### Required action
Once you find the line with "Convert this screenshot", copy it and every line after it through the end of the entries below, exactly as written.

Component data from apps and pages
# # # # # # #
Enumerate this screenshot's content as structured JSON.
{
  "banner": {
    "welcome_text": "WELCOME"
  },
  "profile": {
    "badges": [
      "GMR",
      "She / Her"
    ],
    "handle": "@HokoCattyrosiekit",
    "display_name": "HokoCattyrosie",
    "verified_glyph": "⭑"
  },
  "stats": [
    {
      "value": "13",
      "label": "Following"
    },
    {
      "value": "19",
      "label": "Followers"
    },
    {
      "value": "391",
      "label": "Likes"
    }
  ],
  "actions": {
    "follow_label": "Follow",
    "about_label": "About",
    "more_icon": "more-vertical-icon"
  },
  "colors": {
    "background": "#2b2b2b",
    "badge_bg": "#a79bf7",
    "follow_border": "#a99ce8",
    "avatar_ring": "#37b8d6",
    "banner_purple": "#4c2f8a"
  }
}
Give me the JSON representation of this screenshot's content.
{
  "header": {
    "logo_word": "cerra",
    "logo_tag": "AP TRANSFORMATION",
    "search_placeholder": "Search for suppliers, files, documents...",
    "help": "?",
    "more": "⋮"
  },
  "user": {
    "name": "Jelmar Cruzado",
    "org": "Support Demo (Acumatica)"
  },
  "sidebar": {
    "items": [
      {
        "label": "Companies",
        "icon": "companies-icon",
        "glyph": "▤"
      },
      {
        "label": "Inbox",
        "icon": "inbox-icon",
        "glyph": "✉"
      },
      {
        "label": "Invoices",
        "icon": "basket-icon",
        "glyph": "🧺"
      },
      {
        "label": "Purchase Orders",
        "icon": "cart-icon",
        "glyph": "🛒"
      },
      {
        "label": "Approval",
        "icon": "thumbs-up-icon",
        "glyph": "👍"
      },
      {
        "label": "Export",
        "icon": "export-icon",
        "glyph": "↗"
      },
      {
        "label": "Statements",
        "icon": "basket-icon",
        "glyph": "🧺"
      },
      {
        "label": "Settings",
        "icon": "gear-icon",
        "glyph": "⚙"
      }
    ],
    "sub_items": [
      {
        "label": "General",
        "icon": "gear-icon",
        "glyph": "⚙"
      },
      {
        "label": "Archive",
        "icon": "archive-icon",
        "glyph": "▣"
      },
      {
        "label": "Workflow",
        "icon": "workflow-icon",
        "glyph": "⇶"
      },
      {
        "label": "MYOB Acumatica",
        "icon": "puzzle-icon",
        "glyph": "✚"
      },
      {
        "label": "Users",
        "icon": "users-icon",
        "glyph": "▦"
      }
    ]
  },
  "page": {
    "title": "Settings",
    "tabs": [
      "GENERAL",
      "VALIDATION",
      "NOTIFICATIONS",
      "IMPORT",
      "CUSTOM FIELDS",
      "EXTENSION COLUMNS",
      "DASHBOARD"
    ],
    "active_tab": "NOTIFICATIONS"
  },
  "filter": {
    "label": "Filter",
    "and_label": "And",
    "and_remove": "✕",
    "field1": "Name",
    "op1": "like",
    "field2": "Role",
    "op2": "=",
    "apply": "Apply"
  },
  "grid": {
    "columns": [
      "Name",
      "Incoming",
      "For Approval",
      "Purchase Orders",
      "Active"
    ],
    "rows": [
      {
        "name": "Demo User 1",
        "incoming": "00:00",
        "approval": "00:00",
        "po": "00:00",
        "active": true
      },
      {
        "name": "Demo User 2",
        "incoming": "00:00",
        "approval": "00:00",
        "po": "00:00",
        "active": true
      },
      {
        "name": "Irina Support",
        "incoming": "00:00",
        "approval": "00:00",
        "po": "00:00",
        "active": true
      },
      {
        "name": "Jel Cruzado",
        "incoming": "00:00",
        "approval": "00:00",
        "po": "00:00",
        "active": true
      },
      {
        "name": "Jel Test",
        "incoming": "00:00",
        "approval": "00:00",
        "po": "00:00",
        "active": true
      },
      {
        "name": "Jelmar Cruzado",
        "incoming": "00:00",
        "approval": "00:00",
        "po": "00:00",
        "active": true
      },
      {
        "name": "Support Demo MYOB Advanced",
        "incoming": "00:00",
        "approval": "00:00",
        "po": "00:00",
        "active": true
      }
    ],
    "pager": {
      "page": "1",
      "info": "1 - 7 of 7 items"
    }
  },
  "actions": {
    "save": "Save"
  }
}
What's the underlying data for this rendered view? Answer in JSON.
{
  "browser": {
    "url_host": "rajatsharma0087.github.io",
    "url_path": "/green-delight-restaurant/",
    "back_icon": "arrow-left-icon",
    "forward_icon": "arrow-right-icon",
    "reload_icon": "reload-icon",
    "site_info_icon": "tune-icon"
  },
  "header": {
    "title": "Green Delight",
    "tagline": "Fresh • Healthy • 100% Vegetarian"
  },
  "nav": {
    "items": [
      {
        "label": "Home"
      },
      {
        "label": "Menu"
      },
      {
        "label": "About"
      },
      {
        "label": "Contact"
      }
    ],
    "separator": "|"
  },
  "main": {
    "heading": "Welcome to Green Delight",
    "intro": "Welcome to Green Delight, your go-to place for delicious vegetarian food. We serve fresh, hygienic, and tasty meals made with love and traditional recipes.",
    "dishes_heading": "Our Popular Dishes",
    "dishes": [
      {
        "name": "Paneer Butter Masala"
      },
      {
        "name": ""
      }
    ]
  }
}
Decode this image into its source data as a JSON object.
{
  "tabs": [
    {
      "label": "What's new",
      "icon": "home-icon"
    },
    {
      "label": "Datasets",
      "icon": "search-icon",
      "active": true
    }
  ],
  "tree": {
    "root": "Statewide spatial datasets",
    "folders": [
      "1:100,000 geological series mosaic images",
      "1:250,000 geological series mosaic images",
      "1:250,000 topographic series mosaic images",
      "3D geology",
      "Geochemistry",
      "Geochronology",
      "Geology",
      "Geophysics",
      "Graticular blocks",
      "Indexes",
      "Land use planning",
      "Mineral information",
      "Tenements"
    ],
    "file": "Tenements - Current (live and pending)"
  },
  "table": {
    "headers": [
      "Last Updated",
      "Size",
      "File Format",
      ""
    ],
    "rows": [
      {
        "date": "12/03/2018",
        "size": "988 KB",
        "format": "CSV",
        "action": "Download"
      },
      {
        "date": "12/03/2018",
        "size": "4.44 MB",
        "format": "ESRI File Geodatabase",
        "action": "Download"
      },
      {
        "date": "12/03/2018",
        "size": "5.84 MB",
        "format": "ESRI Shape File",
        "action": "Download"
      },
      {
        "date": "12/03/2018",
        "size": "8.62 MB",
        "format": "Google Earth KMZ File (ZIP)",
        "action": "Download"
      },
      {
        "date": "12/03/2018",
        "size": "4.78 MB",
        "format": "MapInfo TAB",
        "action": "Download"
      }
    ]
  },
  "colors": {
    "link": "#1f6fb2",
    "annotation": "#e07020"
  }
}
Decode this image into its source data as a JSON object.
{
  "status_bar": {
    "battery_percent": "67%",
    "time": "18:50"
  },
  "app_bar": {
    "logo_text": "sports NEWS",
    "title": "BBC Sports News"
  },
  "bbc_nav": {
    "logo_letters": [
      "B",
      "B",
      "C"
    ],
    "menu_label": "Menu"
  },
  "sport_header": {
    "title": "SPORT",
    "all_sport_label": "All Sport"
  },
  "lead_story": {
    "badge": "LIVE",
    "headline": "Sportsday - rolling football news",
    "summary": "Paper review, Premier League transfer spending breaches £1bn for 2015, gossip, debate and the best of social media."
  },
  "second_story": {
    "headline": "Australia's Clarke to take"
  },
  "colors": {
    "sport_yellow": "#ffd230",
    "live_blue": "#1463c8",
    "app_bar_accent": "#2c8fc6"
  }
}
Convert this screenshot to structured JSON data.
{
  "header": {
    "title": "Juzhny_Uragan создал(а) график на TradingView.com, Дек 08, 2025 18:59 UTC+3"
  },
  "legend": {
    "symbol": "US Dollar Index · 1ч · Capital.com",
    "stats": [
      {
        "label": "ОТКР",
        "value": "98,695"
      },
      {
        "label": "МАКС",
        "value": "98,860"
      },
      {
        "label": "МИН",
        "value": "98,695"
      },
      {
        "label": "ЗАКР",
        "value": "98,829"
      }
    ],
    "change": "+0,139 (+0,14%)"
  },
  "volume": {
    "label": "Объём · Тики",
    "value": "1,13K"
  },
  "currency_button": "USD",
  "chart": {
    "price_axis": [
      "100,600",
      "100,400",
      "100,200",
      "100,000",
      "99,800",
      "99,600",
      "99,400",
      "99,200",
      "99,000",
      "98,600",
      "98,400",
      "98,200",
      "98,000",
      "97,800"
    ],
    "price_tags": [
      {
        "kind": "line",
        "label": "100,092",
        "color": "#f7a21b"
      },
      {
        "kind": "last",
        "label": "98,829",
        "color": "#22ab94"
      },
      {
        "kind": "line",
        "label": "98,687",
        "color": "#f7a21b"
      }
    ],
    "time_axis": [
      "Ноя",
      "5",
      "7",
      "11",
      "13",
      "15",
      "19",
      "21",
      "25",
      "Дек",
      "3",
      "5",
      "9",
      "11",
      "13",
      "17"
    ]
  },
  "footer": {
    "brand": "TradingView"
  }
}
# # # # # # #
### Task output
Convert this screenshot to structured JSON data.
{
  "header": {
    "title": "Juzhny_Uragan создал(а) график на TradingView.com, Дек 08, 2025 18:59 UTC+3"
  },
  "legend": {
    "symbol": "US Dollar Index · 1ч · Capital.com",
    "stats": [
      {
        "label": "ОТКР",
        "value": "98,695"
      },
      {
        "label": "МАКС",
        "value": "98,860"
      },
      {
        "label": "МИН",
        "value": "98,695"
      },
      {
        "label": "ЗАКР",
        "value": "98,829"
      }
    ],
    "change": "+0,139 (+0,14%)"
  },
  "volume": {
    "label": "Объём · Тики",
    "value": "1,13K"
  },
  "currency_button": "USD",
  "chart": {
    "price_axis": [
      "100,600",
      "100,400",
      "100,200",
      "100,000",
      "99,800",
      "99,600",
      "99,400",
      "99,200",
      "99,000",
      "98,600",
      "98,400",
      "98,200",
      "98,000",
      "97,800"
    ],
    "price_tags": [
      {
        "kind": "line",
        "label": "100,092",
        "color": "#f7a21b"
      },
      {
        "kind": "last",
        "label": "98,829",
        "color": "#22ab94"
      },
      {
        "kind": "line",
        "label": "98,687",
        "color": "#f7a21b"
      }
    ],
    "time_axis": [
      "Ноя",
      "5",
      "7",
      "11",
      "13",
      "15",
      "19",
      "21",
      "25",
      "Дек",
      "3",
      "5",
      "9",
      "11",
      "13",
      "17"
    ]
  },
  "footer": {
    "brand": "TradingView"
  }
}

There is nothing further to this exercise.